**What to do**
Set down the entries once more exactly as they were written.

++++++++

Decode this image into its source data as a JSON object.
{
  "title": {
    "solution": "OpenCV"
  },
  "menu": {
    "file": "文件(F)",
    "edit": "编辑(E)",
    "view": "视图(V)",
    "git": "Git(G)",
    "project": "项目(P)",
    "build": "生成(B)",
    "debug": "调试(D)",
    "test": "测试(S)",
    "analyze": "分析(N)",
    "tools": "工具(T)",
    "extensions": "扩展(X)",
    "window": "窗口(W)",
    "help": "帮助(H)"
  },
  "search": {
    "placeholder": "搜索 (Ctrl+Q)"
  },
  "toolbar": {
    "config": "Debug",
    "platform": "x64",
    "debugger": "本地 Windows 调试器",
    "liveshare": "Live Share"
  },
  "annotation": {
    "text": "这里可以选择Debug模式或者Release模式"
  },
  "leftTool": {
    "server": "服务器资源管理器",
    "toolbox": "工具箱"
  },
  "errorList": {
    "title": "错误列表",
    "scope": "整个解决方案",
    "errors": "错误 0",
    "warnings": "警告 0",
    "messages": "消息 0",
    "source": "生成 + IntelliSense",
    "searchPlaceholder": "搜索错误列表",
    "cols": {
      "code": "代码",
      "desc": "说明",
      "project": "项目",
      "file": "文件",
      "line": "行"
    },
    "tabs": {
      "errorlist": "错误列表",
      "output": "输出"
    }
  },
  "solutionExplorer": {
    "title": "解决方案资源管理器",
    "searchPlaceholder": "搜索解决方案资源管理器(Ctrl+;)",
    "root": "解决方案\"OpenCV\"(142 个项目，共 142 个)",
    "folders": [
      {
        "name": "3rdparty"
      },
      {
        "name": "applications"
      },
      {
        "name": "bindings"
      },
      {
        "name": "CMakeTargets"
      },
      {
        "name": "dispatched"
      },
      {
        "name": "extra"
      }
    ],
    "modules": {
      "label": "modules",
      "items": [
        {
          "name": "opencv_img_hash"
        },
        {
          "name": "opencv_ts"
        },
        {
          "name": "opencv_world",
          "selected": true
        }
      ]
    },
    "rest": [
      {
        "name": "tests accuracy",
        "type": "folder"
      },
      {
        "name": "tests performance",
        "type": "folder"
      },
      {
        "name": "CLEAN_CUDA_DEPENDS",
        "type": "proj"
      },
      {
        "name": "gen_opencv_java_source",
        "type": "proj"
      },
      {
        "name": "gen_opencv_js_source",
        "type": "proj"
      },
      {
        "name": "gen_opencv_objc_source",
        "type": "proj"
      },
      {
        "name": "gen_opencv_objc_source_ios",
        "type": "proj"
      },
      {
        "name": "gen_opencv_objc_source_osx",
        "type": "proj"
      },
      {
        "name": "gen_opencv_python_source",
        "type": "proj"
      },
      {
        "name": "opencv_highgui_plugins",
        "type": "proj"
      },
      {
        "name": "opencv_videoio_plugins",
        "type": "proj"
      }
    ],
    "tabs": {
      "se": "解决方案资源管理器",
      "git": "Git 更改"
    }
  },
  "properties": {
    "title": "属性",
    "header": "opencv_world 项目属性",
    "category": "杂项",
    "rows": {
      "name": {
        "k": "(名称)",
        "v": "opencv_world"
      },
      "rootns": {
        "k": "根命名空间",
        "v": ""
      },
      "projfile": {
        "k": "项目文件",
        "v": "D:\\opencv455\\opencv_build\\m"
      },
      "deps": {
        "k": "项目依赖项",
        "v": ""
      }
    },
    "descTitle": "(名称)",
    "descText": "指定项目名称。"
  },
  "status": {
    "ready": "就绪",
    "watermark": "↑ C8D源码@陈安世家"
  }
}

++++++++

**Solved exercise**
Decode this image into its source data as a JSON object.
{
  "title": {
    "solution": "OpenCV"
  },
  "menu": {
    "file": "文件(F)",
    "edit": "编辑(E)",
    "view": "视图(V)",
    "git": "Git(G)",
    "project": "项目(P)",
    "build": "生成(B)",
    "debug": "调试(D)",
    "test": "测试(S)",
    "analyze": "分析(N)",
    "tools": "工具(T)",
    "extensions": "扩展(X)",
    "window": "窗口(W)",
    "help": "帮助(H)"
  },
  "search": {
    "placeholder": "搜索 (Ctrl+Q)"
  },
  "toolbar": {
    "config": "Debug",
    "platform": "x64",
    "debugger": "本地 Windows 调试器",
    "liveshare": "Live Share"
  },
  "annotation": {
    "text": "这里可以选择Debug模式或者Release模式"
  },
  "leftTool": {
    "server": "服务器资源管理器",
    "toolbox": "工具箱"
  },
  "errorList": {
    "title": "错误列表",
    "scope": "整个解决方案",
    "errors": "错误 0",
    "warnings": "警告 0",
    "messages": "消息 0",
    "source": "生成 + IntelliSense",
    "searchPlaceholder": "搜索错误列表",
    "cols": {
      "code": "代码",
      "desc": "说明",
      "project": "项目",
      "file": "文件",
      "line": "行"
    },
    "tabs": {
      "errorlist": "错误列表",
      "output": "输出"
    }
  },
  "solutionExplorer": {
    "title": "解决方案资源管理器",
    "searchPlaceholder": "搜索解决方案资源管理器(Ctrl+;)",
    "root": "解决方案\"OpenCV\"(142 个项目，共 142 个)",
    "folders": [
      {
        "name": "3rdparty"
      },
      {
        "name": "applications"
      },
      {
        "name": "bindings"
      },
      {
        "name": "CMakeTargets"
      },
      {
        "name": "dispatched"
      },
      {
        "name": "extra"
      }
    ],
    "modules": {
      "label": "modules",
      "items": [
        {
          "name": "opencv_img_hash"
        },
        {
          "name": "opencv_ts"
        },
        {
          "name": "opencv_world",
          "selected": true
        }
      ]
    },
    "rest": [
      {
        "name": "tests accuracy",
        "type": "folder"
      },
      {
        "name": "tests performance",
        "type": "folder"
      },
      {
        "name": "CLEAN_CUDA_DEPENDS",
        "type": "proj"
      },
      {
        "name": "gen_opencv_java_source",
        "type": "proj"
      },
      {
        "name": "gen_opencv_js_source",
        "type": "proj"
      },
      {
        "name": "gen_opencv_objc_source",
        "type": "proj"
      },
      {
        "name": "gen_opencv_objc_source_ios",
        "type": "proj"
      },
      {
        "name": "gen_opencv_objc_source_osx",
        "type": "proj"
      },
      {
        "name": "gen_opencv_python_source",
        "type": "proj"
      },
      {
        "name": "opencv_highgui_plugins",
        "type": "proj"
      },
      {
        "name": "opencv_videoio_plugins",
        "type": "proj"
      }
    ],
    "tabs": {
      "se": "解决方案资源管理器",
      "git": "Git 更改"
    }
  },
  "properties": {
    "title": "属性",
    "header": "opencv_world 项目属性",
    "category": "杂项",
    "rows": {
      "name": {
        "k": "(名称)",
        "v": "opencv_world"
      },
      "rootns": {
        "k": "根命名空间",
        "v": ""
      },
      "projfile": {
        "k": "项目文件",
        "v": "D:\\opencv455\\opencv_build\\m"
      },
      "deps": {
        "k": "项目依赖项",
        "v": ""
      }
    },
    "descTitle": "(名称)",
    "descText": "指定项目名称。"
  },
  "status": {
    "ready": "就绪",
    "watermark": "↑ C8D源码@陈安世家"
  }
}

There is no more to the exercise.